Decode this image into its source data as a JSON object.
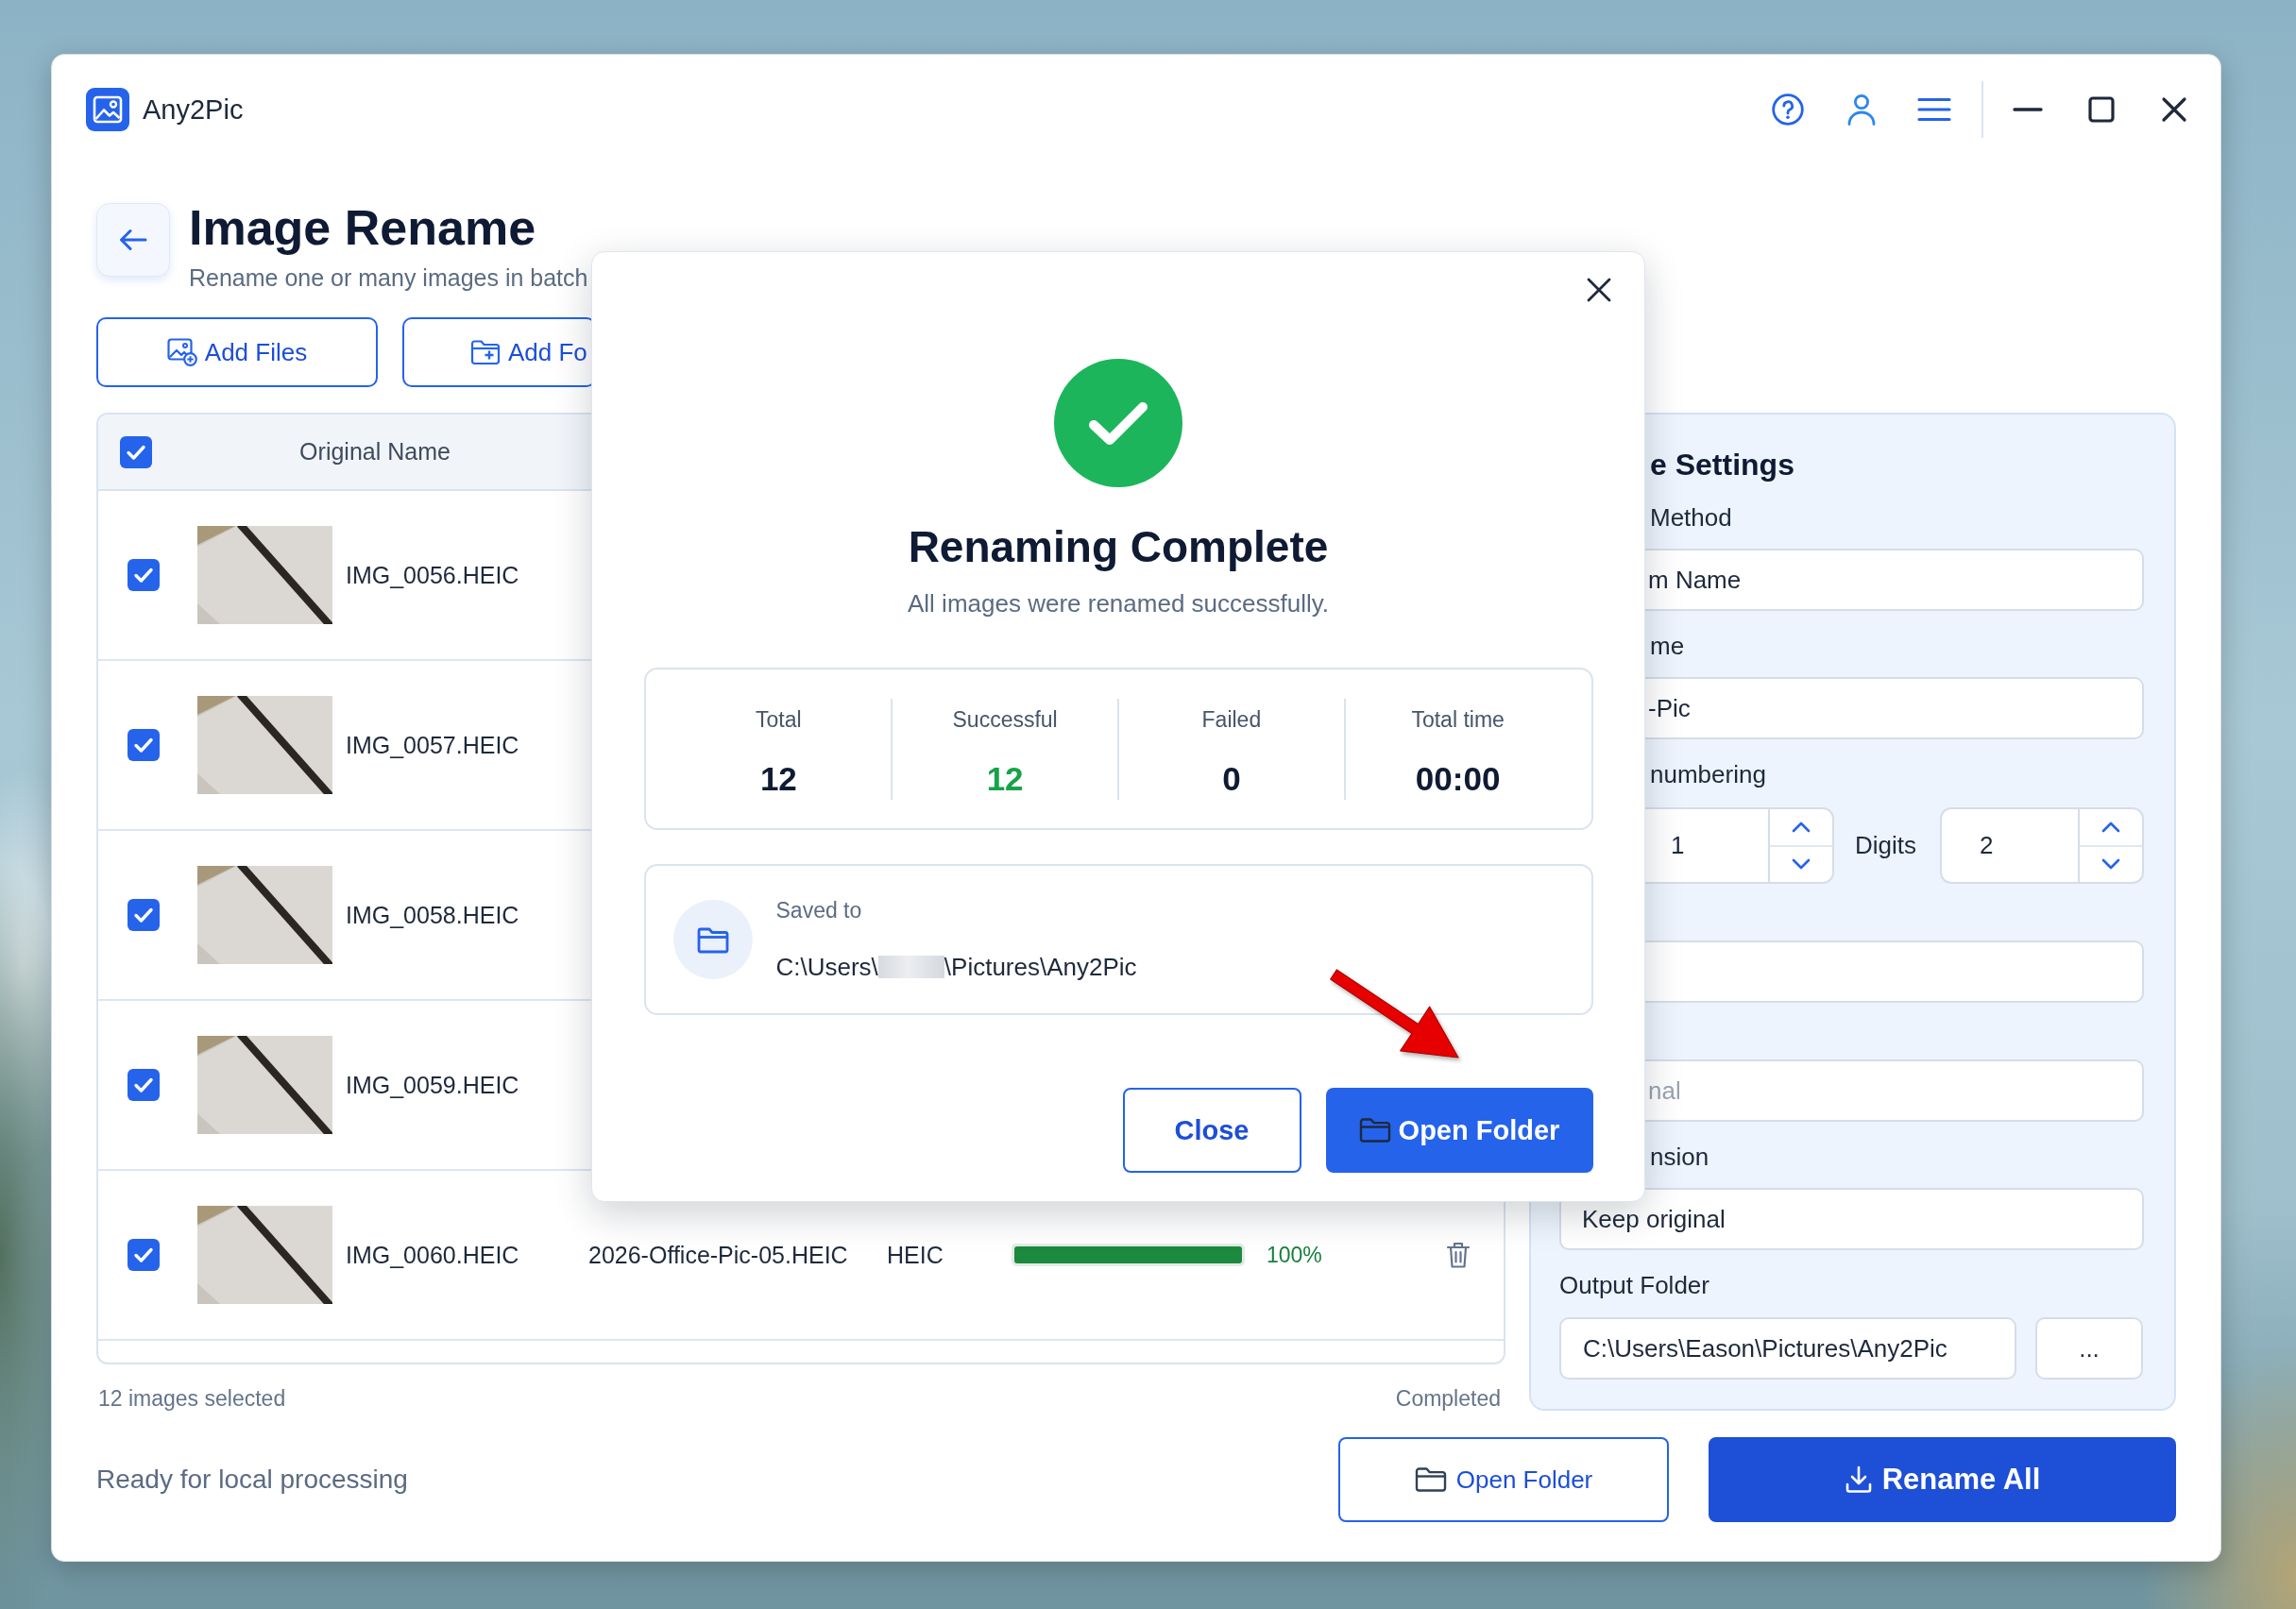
{
  "window": {
    "app_name": "Any2Pic"
  },
  "header": {
    "title": "Image Rename",
    "subtitle": "Rename one or many images in batch"
  },
  "toolbar": [
    {
      "kind": "files",
      "label": "Add Files"
    },
    {
      "kind": "folder",
      "label": "Add Fo"
    }
  ],
  "table": {
    "header_checked": true,
    "columns": [
      "Original Name"
    ],
    "rows": [
      {
        "checked": true,
        "original_name": "IMG_0056.HEIC"
      },
      {
        "checked": true,
        "original_name": "IMG_0057.HEIC"
      },
      {
        "checked": true,
        "original_name": "IMG_0058.HEIC"
      },
      {
        "checked": true,
        "original_name": "IMG_0059.HEIC"
      },
      {
        "checked": true,
        "original_name": "IMG_0060.HEIC",
        "new_name": "2026-Office-Pic-05.HEIC",
        "format": "HEIC",
        "level": 1,
        "progress": "100%"
      }
    ]
  },
  "table_footer": {
    "selection": "12 images selected",
    "status": "Completed"
  },
  "settings": {
    "items": [
      {
        "kind": "heading",
        "text": "e Settings"
      },
      {
        "kind": "label",
        "text": "Method"
      },
      {
        "kind": "field",
        "value": "m Name"
      },
      {
        "kind": "label",
        "text": "me"
      },
      {
        "kind": "field",
        "value": "-Pic"
      },
      {
        "kind": "label",
        "text": "numbering"
      },
      {
        "kind": "steppers",
        "start": "1",
        "digits_label": "Digits",
        "digits": "2"
      },
      {
        "kind": "field"
      },
      {
        "kind": "field",
        "placeholder": "nal"
      },
      {
        "kind": "label",
        "text": "nsion"
      },
      {
        "kind": "field",
        "value": "Keep original"
      },
      {
        "kind": "label",
        "text": "Output Folder"
      },
      {
        "kind": "folder_field",
        "value": "C:\\Users\\Eason\\Pictures\\Any2Pic",
        "button": "..."
      }
    ]
  },
  "status_bar": {
    "text": "Ready for local processing",
    "buttons": [
      {
        "kind": "secondary",
        "label": "Open Folder"
      },
      {
        "kind": "primary",
        "label": "Rename All"
      }
    ]
  },
  "dialog": {
    "title": "Renaming Complete",
    "message": "All images were renamed successfully.",
    "stats": [
      {
        "kind": "plain",
        "label": "Total",
        "value": "12"
      },
      {
        "kind": "success",
        "label": "Successful",
        "value": "12"
      },
      {
        "kind": "plain",
        "label": "Failed",
        "value": "0"
      },
      {
        "kind": "plain",
        "label": "Total time",
        "value": "00:00"
      }
    ],
    "saved_to": {
      "label": "Saved to",
      "path": [
        {
          "kind": "text",
          "text": "C:\\Users\\"
        },
        {
          "kind": "redacted"
        },
        {
          "kind": "text",
          "text": "\\Pictures\\Any2Pic"
        }
      ]
    },
    "buttons": [
      {
        "kind": "secondary",
        "label": "Close"
      },
      {
        "kind": "primary",
        "label": "Open Folder"
      }
    ]
  }
}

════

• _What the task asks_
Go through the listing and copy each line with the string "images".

• _Your response_
    "subtitle": "Rename one or many images in batch"
    "selection": "12 images selected",
    "message": "All images were renamed successfully.",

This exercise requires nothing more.